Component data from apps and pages
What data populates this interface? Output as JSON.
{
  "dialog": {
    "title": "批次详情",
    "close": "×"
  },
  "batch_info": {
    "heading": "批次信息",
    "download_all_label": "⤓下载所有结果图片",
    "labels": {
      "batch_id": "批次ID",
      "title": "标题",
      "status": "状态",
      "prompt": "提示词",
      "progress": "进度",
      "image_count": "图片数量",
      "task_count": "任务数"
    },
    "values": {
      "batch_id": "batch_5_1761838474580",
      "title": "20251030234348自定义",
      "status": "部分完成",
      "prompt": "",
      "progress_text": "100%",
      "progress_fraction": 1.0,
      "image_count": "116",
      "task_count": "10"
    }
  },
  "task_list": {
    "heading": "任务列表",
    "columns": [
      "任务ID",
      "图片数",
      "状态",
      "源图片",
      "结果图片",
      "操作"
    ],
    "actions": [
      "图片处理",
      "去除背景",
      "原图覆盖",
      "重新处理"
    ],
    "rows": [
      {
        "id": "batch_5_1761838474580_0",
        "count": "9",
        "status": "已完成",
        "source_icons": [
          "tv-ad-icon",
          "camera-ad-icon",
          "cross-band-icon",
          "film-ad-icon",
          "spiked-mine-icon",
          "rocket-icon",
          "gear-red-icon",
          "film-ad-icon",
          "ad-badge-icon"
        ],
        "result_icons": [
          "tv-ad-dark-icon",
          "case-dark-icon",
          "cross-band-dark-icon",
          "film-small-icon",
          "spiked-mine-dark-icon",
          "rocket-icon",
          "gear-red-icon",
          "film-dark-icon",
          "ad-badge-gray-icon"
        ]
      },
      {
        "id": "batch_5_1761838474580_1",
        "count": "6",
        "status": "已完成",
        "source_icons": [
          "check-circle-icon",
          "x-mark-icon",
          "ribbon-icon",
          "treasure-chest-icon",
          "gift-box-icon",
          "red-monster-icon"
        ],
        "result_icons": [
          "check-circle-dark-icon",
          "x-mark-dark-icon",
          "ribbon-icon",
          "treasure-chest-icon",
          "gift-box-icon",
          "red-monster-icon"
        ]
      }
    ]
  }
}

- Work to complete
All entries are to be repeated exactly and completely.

- Task result
What data populates this interface? Output as JSON.
{
  "dialog": {
    "title": "批次详情",
    "close": "×"
  },
  "batch_info": {
    "heading": "批次信息",
    "download_all_label": "⤓下载所有结果图片",
    "labels": {
      "batch_id": "批次ID",
      "title": "标题",
      "status": "状态",
      "prompt": "提示词",
      "progress": "进度",
      "image_count": "图片数量",
      "task_count": "任务数"
    },
    "values": {
      "batch_id": "batch_5_1761838474580",
      "title": "20251030234348自定义",
      "status": "部分完成",
      "prompt": "",
      "progress_text": "100%",
      "progress_fraction": 1.0,
      "image_count": "116",
      "task_count": "10"
    }
  },
  "task_list": {
    "heading": "任务列表",
    "columns": [
      "任务ID",
      "图片数",
      "状态",
      "源图片",
      "结果图片",
      "操作"
    ],
    "actions": [
      "图片处理",
      "去除背景",
      "原图覆盖",
      "重新处理"
    ],
    "rows": [
      {
        "id": "batch_5_1761838474580_0",
        "count": "9",
        "status": "已完成",
        "source_icons": [
          "tv-ad-icon",
          "camera-ad-icon",
          "cross-band-icon",
          "film-ad-icon",
          "spiked-mine-icon",
          "rocket-icon",
          "gear-red-icon",
          "film-ad-icon",
          "ad-badge-icon"
        ],
        "result_icons": [
          "tv-ad-dark-icon",
          "case-dark-icon",
          "cross-band-dark-icon",
          "film-small-icon",
          "spiked-mine-dark-icon",
          "rocket-icon",
          "gear-red-icon",
          "film-dark-icon",
          "ad-badge-gray-icon"
        ]
      },
      {
        "id": "batch_5_1761838474580_1",
        "count": "6",
        "status": "已完成",
        "source_icons": [
          "check-circle-icon",
          "x-mark-icon",
          "ribbon-icon",
          "treasure-chest-icon",
          "gift-box-icon",
          "red-monster-icon"
        ],
        "result_icons": [
          "check-circle-dark-icon",
          "x-mark-dark-icon",
          "ribbon-icon",
          "treasure-chest-icon",
          "gift-box-icon",
          "red-monster-icon"
        ]
      }
    ]
  }
}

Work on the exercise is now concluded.